═════ Data for the task

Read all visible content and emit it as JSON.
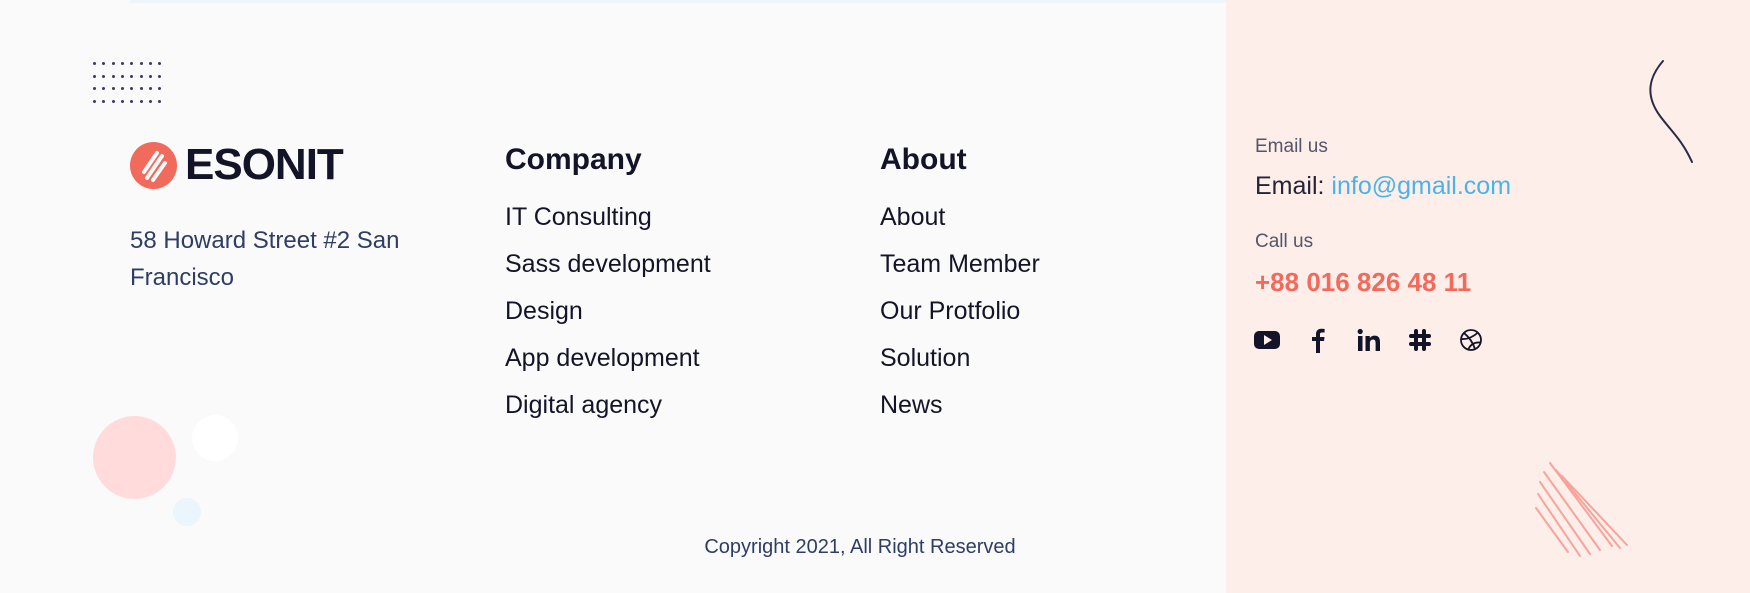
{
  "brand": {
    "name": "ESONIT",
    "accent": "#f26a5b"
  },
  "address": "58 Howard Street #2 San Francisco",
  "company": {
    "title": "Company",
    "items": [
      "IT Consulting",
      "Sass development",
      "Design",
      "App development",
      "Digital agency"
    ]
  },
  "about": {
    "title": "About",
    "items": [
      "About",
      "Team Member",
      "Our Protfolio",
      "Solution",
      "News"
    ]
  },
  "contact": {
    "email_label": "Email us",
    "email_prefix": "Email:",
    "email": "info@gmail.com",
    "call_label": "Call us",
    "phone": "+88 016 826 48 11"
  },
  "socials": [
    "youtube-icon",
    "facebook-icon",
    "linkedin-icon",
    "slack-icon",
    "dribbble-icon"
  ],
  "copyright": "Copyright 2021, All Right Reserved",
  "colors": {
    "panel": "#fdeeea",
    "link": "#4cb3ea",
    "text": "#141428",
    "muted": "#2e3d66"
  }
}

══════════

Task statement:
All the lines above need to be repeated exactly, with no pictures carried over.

Result:
Read all visible content and emit it as JSON.
{
  "brand": {
    "name": "ESONIT",
    "accent": "#f26a5b"
  },
  "address": "58 Howard Street #2 San Francisco",
  "company": {
    "title": "Company",
    "items": [
      "IT Consulting",
      "Sass development",
      "Design",
      "App development",
      "Digital agency"
    ]
  },
  "about": {
    "title": "About",
    "items": [
      "About",
      "Team Member",
      "Our Protfolio",
      "Solution",
      "News"
    ]
  },
  "contact": {
    "email_label": "Email us",
    "email_prefix": "Email:",
    "email": "info@gmail.com",
    "call_label": "Call us",
    "phone": "+88 016 826 48 11"
  },
  "socials": [
    "youtube-icon",
    "facebook-icon",
    "linkedin-icon",
    "slack-icon",
    "dribbble-icon"
  ],
  "copyright": "Copyright 2021, All Right Reserved",
  "colors": {
    "panel": "#fdeeea",
    "link": "#4cb3ea",
    "text": "#141428",
    "muted": "#2e3d66"
  }
}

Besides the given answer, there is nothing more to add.